Design a new concept of small-scale architecture
We’d like to take the opportunity to introduce you to one of our Honorable mention winners for our “Omuli Museum Of The Horse” competition – Wilber Ilett and Tim Hatch from United Kingdom!
Wilber Ilett and Tim Hatch from United Kingdom
We are both graduates (2020) from the Central Saint Martins' BA Architecture program and are currently both employed as Part 1 Architectural Assistants in practices within London.
Both of our degree theses centered around adaptive reuse of existing buildings and design for the circular economy.
Wilber’s thesis ‘Aesthetics of Sustainability’ explored and adapted the postindustrial slate mining landscape of North Wales in response to its newly assigned UNESCO world heritage status.

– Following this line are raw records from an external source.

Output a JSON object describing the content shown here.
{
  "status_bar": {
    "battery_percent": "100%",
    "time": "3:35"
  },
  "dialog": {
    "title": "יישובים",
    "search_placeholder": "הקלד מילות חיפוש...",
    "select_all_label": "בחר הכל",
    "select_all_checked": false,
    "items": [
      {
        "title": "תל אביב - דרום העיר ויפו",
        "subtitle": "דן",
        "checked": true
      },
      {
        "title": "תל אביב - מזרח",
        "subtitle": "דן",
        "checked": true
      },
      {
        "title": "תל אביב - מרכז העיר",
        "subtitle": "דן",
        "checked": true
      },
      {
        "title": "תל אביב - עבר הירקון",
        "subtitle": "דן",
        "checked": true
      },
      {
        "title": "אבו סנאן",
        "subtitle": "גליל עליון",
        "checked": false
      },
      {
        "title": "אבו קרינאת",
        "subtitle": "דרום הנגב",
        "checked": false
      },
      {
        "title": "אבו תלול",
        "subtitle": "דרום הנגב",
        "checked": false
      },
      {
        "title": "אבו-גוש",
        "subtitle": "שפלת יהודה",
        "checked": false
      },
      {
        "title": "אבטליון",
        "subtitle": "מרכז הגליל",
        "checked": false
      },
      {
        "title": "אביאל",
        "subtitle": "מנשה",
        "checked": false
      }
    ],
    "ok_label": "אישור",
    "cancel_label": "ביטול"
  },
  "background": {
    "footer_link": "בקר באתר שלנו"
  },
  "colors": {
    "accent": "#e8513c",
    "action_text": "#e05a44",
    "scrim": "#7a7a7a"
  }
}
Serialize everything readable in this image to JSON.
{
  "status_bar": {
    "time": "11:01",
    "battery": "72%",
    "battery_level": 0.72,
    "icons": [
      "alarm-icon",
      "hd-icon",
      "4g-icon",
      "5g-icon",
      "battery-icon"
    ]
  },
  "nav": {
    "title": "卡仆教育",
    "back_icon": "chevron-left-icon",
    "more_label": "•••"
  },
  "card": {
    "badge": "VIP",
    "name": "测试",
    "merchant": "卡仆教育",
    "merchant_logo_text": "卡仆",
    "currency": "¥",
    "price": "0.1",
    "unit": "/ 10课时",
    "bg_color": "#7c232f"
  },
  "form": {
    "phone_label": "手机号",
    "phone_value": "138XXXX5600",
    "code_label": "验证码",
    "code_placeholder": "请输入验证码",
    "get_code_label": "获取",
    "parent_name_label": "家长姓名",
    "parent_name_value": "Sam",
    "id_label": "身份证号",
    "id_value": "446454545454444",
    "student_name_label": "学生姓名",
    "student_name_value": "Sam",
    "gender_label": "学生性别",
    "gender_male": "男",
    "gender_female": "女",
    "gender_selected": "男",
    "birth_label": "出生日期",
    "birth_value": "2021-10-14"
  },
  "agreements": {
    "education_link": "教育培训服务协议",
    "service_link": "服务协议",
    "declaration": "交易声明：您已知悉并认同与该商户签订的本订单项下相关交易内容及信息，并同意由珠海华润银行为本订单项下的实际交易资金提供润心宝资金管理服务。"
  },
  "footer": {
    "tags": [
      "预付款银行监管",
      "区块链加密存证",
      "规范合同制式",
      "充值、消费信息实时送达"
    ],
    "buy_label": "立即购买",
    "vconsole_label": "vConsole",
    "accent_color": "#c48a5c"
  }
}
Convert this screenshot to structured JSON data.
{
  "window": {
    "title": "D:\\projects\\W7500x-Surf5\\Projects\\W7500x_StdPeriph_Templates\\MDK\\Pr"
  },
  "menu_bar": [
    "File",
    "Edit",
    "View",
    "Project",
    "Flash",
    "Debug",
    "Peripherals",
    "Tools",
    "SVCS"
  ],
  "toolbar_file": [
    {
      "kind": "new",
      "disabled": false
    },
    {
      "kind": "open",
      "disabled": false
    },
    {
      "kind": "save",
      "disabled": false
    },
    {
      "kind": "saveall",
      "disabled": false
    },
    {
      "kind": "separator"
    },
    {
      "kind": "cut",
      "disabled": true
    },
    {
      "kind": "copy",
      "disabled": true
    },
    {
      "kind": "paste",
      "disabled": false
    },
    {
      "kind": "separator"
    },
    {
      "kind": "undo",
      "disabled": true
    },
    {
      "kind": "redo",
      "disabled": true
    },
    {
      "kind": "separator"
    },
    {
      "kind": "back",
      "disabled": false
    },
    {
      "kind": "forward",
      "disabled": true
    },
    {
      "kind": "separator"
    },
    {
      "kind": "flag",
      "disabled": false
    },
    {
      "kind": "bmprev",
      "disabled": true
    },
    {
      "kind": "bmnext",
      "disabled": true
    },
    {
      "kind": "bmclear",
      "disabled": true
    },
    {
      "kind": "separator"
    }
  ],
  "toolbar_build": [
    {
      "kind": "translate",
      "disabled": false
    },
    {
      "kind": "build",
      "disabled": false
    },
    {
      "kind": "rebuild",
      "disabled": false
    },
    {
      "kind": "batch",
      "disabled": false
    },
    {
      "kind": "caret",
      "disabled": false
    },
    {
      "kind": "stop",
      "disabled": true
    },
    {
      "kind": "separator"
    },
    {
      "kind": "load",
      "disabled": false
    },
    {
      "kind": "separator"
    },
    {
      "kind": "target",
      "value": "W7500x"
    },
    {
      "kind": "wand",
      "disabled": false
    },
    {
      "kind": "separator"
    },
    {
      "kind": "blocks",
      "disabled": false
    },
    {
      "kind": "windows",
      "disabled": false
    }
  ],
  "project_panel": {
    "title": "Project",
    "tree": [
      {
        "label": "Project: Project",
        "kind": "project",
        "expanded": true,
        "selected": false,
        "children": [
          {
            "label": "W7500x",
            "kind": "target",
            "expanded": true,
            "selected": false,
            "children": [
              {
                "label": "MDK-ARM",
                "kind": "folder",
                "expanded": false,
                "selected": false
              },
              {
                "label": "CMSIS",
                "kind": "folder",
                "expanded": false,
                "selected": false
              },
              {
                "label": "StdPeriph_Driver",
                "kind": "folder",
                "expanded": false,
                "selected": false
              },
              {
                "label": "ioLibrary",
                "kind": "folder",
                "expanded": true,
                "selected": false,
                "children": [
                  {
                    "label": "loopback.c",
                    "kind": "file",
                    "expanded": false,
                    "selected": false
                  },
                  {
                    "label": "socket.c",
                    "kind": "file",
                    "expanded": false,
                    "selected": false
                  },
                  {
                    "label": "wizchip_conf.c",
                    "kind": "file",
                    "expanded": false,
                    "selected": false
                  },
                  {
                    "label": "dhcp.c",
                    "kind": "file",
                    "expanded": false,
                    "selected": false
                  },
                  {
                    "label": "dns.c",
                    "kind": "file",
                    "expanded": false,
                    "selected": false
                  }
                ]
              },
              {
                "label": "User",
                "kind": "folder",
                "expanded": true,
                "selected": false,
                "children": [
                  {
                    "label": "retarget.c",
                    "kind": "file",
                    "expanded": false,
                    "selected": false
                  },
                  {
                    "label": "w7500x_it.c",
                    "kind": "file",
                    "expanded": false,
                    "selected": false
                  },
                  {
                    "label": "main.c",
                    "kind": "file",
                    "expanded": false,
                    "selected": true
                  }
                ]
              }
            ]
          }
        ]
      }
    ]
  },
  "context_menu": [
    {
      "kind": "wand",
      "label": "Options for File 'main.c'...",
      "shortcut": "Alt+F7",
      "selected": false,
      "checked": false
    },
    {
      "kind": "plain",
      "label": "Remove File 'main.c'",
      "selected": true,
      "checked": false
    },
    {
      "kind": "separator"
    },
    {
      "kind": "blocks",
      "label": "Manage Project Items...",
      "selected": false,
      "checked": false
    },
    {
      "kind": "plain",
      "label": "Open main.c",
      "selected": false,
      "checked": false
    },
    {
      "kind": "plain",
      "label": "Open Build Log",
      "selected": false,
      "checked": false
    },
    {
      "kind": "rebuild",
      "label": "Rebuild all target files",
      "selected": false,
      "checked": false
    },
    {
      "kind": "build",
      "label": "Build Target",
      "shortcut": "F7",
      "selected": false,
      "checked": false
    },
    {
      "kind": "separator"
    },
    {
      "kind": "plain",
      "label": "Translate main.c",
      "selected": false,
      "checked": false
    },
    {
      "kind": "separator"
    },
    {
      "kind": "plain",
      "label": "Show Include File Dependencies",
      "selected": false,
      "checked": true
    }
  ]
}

Tim’s thesis ‘Euston Test Bed’ re-imagined a postal sorting warehouse above Euston station, at the center of London's Knowledge Quarter, as an incubator for the research, design, testing, and public exhibition of sustainable (or ‘green’) technologies.
As approximately 40% of global C02 emissions are a result of the built environment, we see the role of the architect today as a key figure in the collective action to tackle the climate emergency. We strongly believe the adaptive re-use of existing buildings and materials is the most sustainable approach to the future development of the built environment. Our responsibility is to learn to navigate these parameters in an innovative and effective way.
Like many during the pandemic, our graduate prospects were disrupted, and we used competitions to continue our development as designers. As designers early in our architectural careers, competitions allow us the opportunity to not only lead projects but refine our ethos and experiment with its application.
We think the key thing to consider is that you as the participant set the parameters for what you intend to input and gain from your entry. Meaning, you can tailor the scope of your submission to whatever stage you are within your design career, and in doing so will always be rewarded.
Have your say on accessible architecture, why it’s important, and how it needs to be improved in the homes of the future.